Police recruiters nationwide have a new message for potential applicants. No longer is the job of being a rookie cop just about athleticism, adventure and youth.
Departments nationwide now cast a wider net when advertising for new officers
National police recruiting expert Matthew Scheider said agencies must go beyond the blue-collar-job pitch and frame the profession as one that relies on critical thinking and problem solving to make a community a better a place to live.
Scheider, who has a doctorate in sociology and criminology, said he has encouraged recruiters nationwide to change their focus from the spirit of adventure to the spirit of service. Being an officer isn’t just high speed chases, he said, but exposing crime patterns and looking at the big picture.

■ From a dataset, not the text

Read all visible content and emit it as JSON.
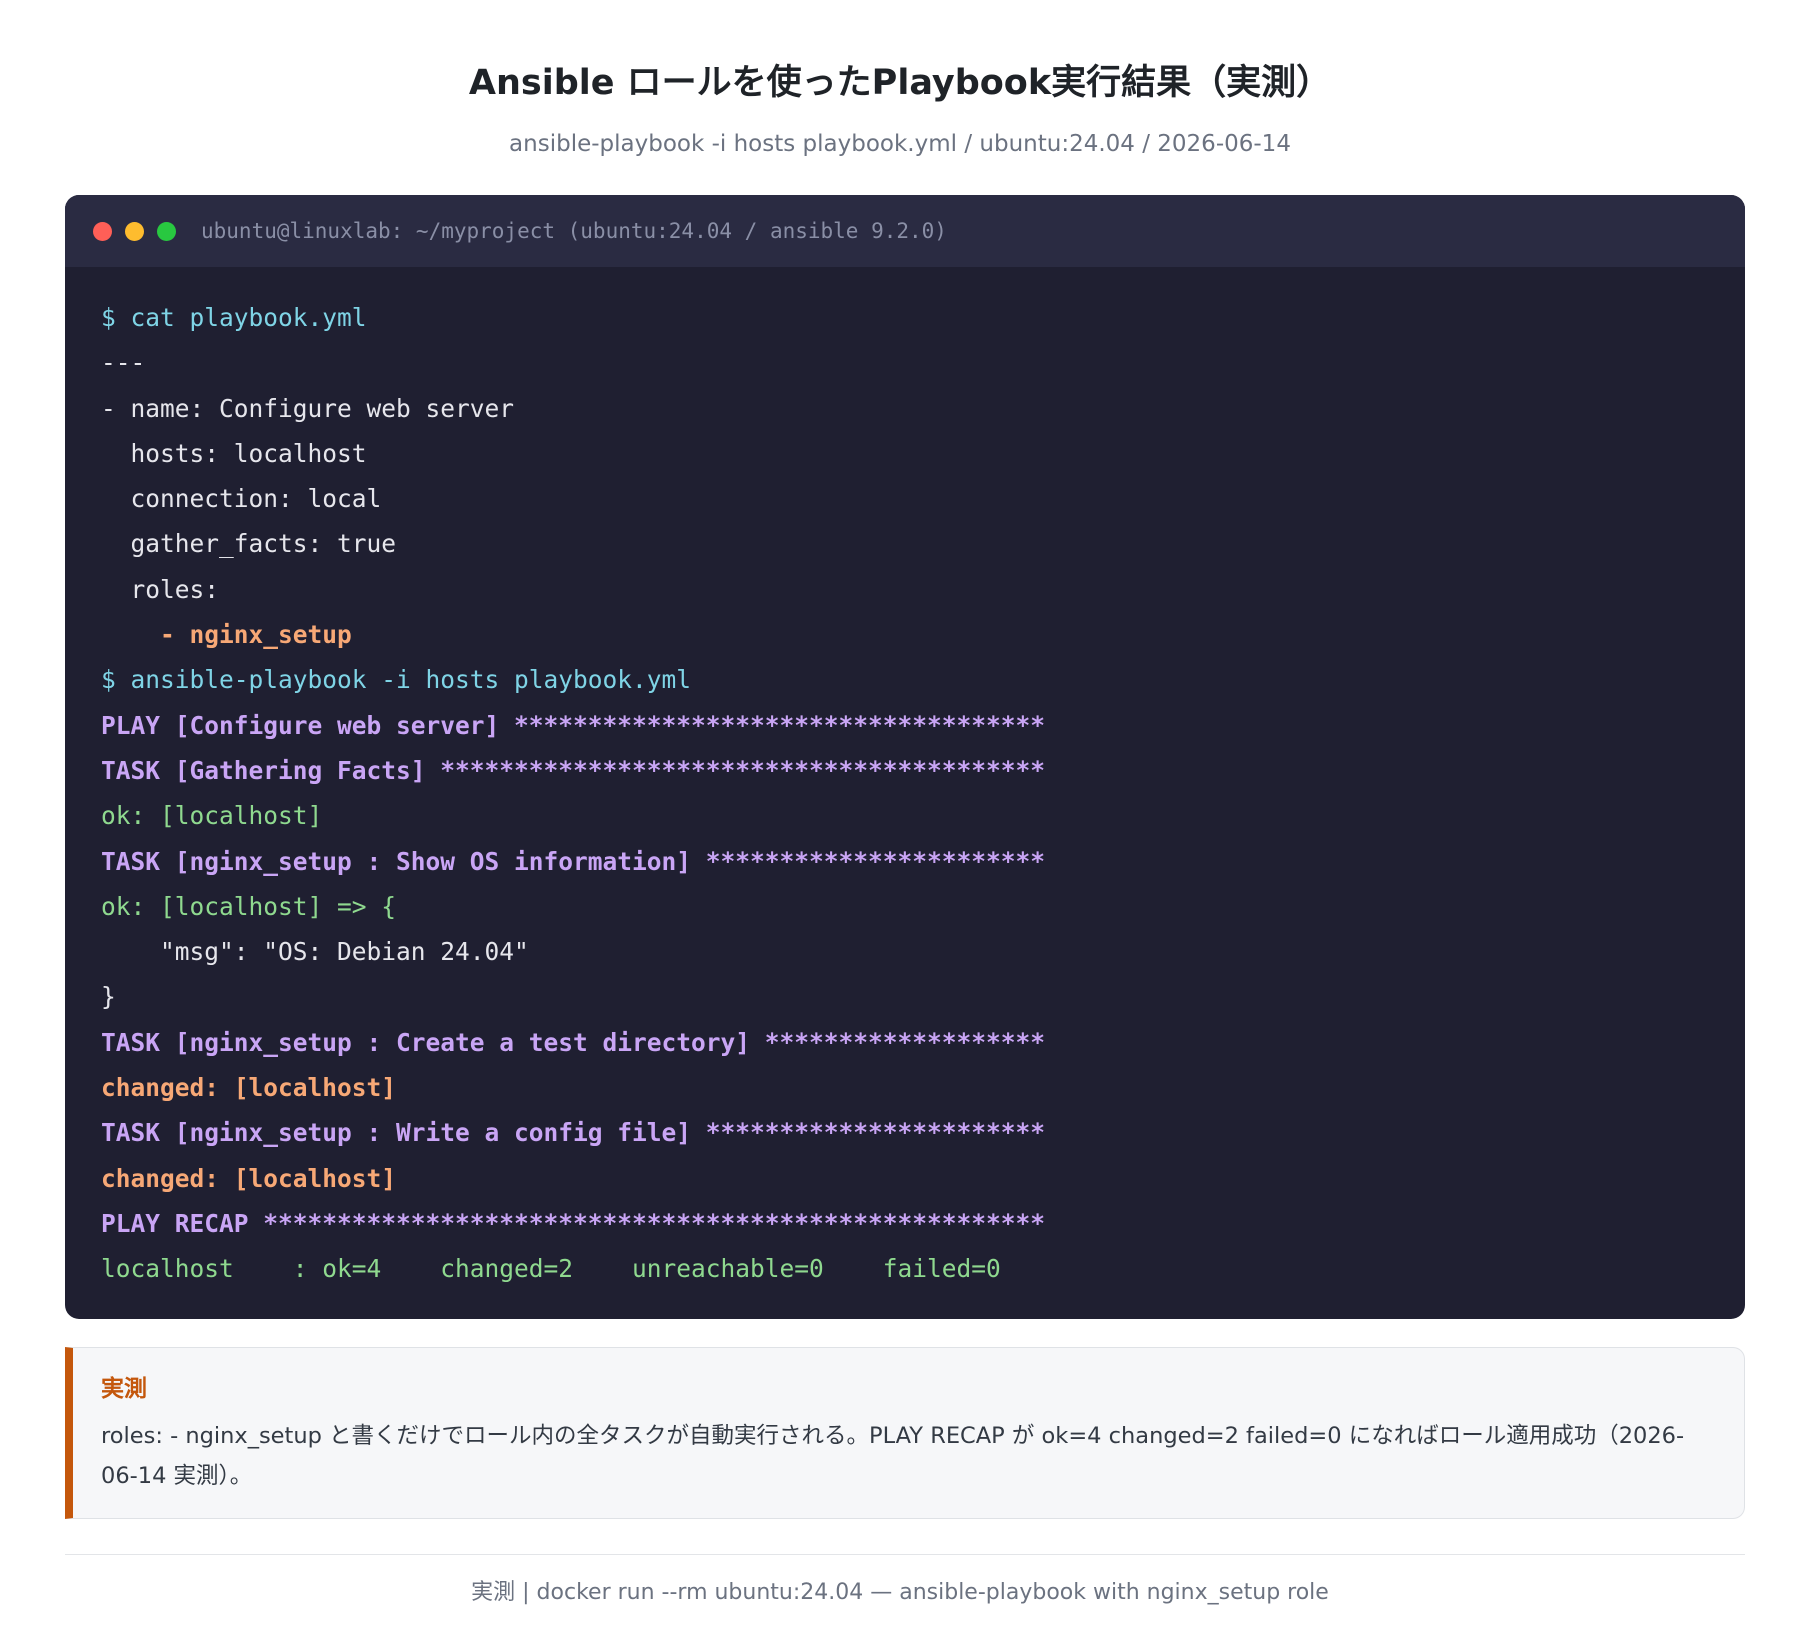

Scheider studies the issue as assistant director of Community Oriented Policing Services, an independent branch of the U.S. Department of Justice. He said police departments large and small have been forced to get creative as the battle for new officers extends up the West Coast, down to Texas and up the East Coast.

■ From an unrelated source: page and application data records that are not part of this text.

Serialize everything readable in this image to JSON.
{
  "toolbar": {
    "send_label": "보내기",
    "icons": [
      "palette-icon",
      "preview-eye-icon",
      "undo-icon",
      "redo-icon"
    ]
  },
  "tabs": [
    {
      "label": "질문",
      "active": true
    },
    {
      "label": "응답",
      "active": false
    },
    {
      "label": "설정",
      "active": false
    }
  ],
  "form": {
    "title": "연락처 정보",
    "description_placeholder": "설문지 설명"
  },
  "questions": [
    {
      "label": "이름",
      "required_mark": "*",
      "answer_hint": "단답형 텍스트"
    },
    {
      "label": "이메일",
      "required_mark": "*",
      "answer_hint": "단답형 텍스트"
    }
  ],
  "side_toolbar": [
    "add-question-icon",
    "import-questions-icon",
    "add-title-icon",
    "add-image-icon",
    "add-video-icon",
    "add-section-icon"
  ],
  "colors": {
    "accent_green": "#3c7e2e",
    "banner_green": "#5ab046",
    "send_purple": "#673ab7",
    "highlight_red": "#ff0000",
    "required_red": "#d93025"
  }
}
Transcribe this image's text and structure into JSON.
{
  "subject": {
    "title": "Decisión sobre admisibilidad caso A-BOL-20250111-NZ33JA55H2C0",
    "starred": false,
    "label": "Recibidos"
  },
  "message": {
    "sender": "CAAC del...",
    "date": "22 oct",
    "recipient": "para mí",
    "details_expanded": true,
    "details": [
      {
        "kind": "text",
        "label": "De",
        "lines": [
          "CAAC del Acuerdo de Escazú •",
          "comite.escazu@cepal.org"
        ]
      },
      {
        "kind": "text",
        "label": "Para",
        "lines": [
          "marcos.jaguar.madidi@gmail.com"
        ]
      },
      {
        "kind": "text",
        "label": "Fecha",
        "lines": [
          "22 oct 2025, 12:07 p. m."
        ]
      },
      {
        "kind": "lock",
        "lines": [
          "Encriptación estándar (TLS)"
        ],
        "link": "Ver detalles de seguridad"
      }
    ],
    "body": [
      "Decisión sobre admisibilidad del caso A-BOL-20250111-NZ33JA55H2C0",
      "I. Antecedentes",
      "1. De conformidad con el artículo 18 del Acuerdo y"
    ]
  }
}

Departments need to draw people from fields other than the military, Scheider said. And they need to consider older applicants with diverse backgrounds who are ready for a second career.
The Los Angeles Police Department, which has increased the maximum age for recruits, finds itself butting heads with other agencies as the state seeks thousands of new cops.

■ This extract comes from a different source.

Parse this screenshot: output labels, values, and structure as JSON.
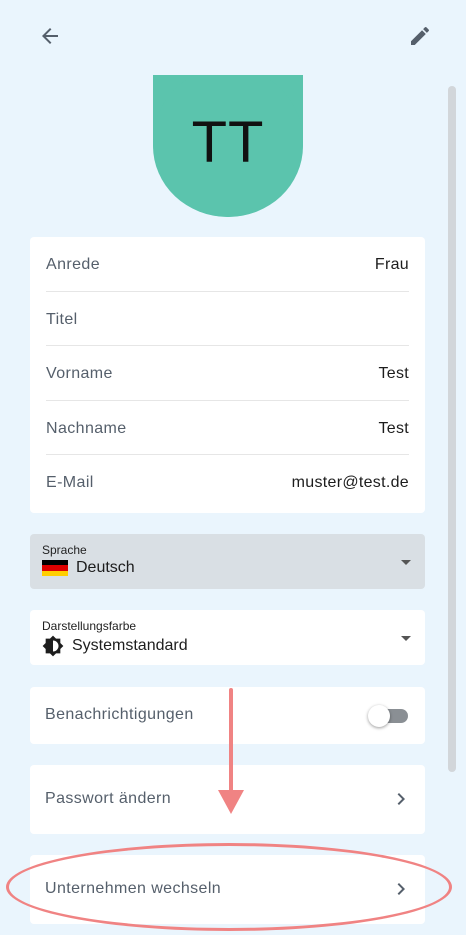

For many departments, the difficulty of drawing officers comes with a limited budget that requires low salaries. Another obstacle is the length of time it takes to get from a written exam to the interview process to the police academy.
It takes emotional and financial commitment to become an officer, said Elaine Deck, a senior program manager for a branch of the International Association of Chiefs of Police, based in Alexandria, Va.
Deck said the battle has been difficult in the years following the terrorist attacks of Sept. 11, 2001, when the military began taking many of the strongest recruits.
Deck said police departments must now sell themselves when trying to recruit prospective officers, and cities must form partnerships with the community. In some states, she said, businesses and banks have worked together to provide low mortgage rates as they seek ways to help officers and their families land homes.
Cities have also turned to signing bonuses and paying their officers money for referring applicants.